<<<<

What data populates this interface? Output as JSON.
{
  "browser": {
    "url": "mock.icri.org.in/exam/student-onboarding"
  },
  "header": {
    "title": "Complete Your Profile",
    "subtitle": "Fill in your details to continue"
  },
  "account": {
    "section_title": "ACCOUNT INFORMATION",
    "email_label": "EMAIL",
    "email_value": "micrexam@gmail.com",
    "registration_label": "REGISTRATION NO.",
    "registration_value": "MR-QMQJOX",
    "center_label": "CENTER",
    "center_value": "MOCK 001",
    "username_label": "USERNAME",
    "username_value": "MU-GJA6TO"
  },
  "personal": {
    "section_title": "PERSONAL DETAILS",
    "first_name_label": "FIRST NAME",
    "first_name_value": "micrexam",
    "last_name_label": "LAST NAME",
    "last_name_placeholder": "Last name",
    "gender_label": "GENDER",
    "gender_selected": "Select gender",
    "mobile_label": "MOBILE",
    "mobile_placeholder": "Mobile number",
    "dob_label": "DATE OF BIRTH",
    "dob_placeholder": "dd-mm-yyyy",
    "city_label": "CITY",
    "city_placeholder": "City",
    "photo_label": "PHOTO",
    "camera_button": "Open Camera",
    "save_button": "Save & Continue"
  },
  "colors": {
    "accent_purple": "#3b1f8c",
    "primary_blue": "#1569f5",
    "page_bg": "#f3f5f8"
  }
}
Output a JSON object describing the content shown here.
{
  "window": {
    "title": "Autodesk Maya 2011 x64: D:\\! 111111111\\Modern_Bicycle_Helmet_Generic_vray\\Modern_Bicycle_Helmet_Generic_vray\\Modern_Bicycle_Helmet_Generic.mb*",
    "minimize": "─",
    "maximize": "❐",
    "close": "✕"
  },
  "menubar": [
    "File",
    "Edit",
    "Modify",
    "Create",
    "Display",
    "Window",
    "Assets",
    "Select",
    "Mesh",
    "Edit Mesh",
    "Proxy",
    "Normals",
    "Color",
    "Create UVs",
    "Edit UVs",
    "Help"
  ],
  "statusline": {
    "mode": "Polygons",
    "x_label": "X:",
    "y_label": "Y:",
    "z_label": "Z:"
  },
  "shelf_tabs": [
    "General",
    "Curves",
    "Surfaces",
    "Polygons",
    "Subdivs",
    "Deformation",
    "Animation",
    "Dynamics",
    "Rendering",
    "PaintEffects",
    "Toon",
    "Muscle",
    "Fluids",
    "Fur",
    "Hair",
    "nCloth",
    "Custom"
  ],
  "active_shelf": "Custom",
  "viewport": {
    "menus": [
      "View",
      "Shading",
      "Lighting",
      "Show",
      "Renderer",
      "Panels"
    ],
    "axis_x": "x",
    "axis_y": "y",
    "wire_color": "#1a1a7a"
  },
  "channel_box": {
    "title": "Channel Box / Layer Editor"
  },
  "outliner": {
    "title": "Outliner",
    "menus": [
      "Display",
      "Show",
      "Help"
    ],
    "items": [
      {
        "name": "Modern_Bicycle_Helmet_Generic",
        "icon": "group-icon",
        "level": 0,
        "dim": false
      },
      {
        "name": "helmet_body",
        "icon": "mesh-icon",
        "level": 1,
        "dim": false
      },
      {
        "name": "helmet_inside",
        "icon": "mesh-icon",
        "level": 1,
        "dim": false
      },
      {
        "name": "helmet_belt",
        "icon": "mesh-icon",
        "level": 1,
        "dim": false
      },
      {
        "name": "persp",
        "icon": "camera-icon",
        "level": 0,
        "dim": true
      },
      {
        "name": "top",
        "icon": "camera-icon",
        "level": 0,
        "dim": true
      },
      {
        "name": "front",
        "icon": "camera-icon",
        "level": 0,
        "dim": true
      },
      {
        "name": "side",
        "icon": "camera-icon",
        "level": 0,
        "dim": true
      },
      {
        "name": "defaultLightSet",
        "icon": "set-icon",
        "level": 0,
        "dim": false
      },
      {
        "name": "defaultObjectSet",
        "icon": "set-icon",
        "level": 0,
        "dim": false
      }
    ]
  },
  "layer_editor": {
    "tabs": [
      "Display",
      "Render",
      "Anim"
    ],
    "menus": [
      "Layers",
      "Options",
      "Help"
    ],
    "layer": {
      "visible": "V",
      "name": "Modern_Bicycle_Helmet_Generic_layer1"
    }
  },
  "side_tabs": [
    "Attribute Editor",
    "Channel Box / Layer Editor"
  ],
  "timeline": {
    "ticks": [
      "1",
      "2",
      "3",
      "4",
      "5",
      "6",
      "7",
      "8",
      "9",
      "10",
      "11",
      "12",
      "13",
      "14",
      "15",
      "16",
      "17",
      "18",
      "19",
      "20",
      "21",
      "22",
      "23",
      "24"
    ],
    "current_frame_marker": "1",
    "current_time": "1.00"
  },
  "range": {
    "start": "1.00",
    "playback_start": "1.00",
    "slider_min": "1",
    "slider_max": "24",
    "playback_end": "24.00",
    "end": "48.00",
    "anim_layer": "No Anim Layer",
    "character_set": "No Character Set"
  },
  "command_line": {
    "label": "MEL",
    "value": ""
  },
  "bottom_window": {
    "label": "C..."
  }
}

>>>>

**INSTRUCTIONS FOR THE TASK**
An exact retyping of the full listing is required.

**YOUR RESPONSE**
What data populates this interface? Output as JSON.
{
  "browser": {
    "url": "mock.icri.org.in/exam/student-onboarding"
  },
  "header": {
    "title": "Complete Your Profile",
    "subtitle": "Fill in your details to continue"
  },
  "account": {
    "section_title": "ACCOUNT INFORMATION",
    "email_label": "EMAIL",
    "email_value": "micrexam@gmail.com",
    "registration_label": "REGISTRATION NO.",
    "registration_value": "MR-QMQJOX",
    "center_label": "CENTER",
    "center_value": "MOCK 001",
    "username_label": "USERNAME",
    "username_value": "MU-GJA6TO"
  },
  "personal": {
    "section_title": "PERSONAL DETAILS",
    "first_name_label": "FIRST NAME",
    "first_name_value": "micrexam",
    "last_name_label": "LAST NAME",
    "last_name_placeholder": "Last name",
    "gender_label": "GENDER",
    "gender_selected": "Select gender",
    "mobile_label": "MOBILE",
    "mobile_placeholder": "Mobile number",
    "dob_label": "DATE OF BIRTH",
    "dob_placeholder": "dd-mm-yyyy",
    "city_label": "CITY",
    "city_placeholder": "City",
    "photo_label": "PHOTO",
    "camera_button": "Open Camera",
    "save_button": "Save & Continue"
  },
  "colors": {
    "accent_purple": "#3b1f8c",
    "primary_blue": "#1569f5",
    "page_bg": "#f3f5f8"
  }
}
Output a JSON object describing the content shown here.
{
  "window": {
    "title": "Autodesk Maya 2011 x64: D:\\! 111111111\\Modern_Bicycle_Helmet_Generic_vray\\Modern_Bicycle_Helmet_Generic_vray\\Modern_Bicycle_Helmet_Generic.mb*",
    "minimize": "─",
    "maximize": "❐",
    "close": "✕"
  },
  "menubar": [
    "File",
    "Edit",
    "Modify",
    "Create",
    "Display",
    "Window",
    "Assets",
    "Select",
    "Mesh",
    "Edit Mesh",
    "Proxy",
    "Normals",
    "Color",
    "Create UVs",
    "Edit UVs",
    "Help"
  ],
  "statusline": {
    "mode": "Polygons",
    "x_label": "X:",
    "y_label": "Y:",
    "z_label": "Z:"
  },
  "shelf_tabs": [
    "General",
    "Curves",
    "Surfaces",
    "Polygons",
    "Subdivs",
    "Deformation",
    "Animation",
    "Dynamics",
    "Rendering",
    "PaintEffects",
    "Toon",
    "Muscle",
    "Fluids",
    "Fur",
    "Hair",
    "nCloth",
    "Custom"
  ],
  "active_shelf": "Custom",
  "viewport": {
    "menus": [
      "View",
      "Shading",
      "Lighting",
      "Show",
      "Renderer",
      "Panels"
    ],
    "axis_x": "x",
    "axis_y": "y",
    "wire_color": "#1a1a7a"
  },
  "channel_box": {
    "title": "Channel Box / Layer Editor"
  },
  "outliner": {
    "title": "Outliner",
    "menus": [
      "Display",
      "Show",
      "Help"
    ],
    "items": [
      {
        "name": "Modern_Bicycle_Helmet_Generic",
        "icon": "group-icon",
        "level": 0,
        "dim": false
      },
      {
        "name": "helmet_body",
        "icon": "mesh-icon",
        "level": 1,
        "dim": false
      },
      {
        "name": "helmet_inside",
        "icon": "mesh-icon",
        "level": 1,
        "dim": false
      },
      {
        "name": "helmet_belt",
        "icon": "mesh-icon",
        "level": 1,
        "dim": false
      },
      {
        "name": "persp",
        "icon": "camera-icon",
        "level": 0,
        "dim": true
      },
      {
        "name": "top",
        "icon": "camera-icon",
        "level": 0,
        "dim": true
      },
      {
        "name": "front",
        "icon": "camera-icon",
        "level": 0,
        "dim": true
      },
      {
        "name": "side",
        "icon": "camera-icon",
        "level": 0,
        "dim": true
      },
      {
        "name": "defaultLightSet",
        "icon": "set-icon",
        "level": 0,
        "dim": false
      },
      {
        "name": "defaultObjectSet",
        "icon": "set-icon",
        "level": 0,
        "dim": false
      }
    ]
  },
  "layer_editor": {
    "tabs": [
      "Display",
      "Render",
      "Anim"
    ],
    "menus": [
      "Layers",
      "Options",
      "Help"
    ],
    "layer": {
      "visible": "V",
      "name": "Modern_Bicycle_Helmet_Generic_layer1"
    }
  },
  "side_tabs": [
    "Attribute Editor",
    "Channel Box / Layer Editor"
  ],
  "timeline": {
    "ticks": [
      "1",
      "2",
      "3",
      "4",
      "5",
      "6",
      "7",
      "8",
      "9",
      "10",
      "11",
      "12",
      "13",
      "14",
      "15",
      "16",
      "17",
      "18",
      "19",
      "20",
      "21",
      "22",
      "23",
      "24"
    ],
    "current_frame_marker": "1",
    "current_time": "1.00"
  },
  "range": {
    "start": "1.00",
    "playback_start": "1.00",
    "slider_min": "1",
    "slider_max": "24",
    "playback_end": "24.00",
    "end": "48.00",
    "anim_layer": "No Anim Layer",
    "character_set": "No Character Set"
  },
  "command_line": {
    "label": "MEL",
    "value": ""
  },
  "bottom_window": {
    "label": "C..."
  }
}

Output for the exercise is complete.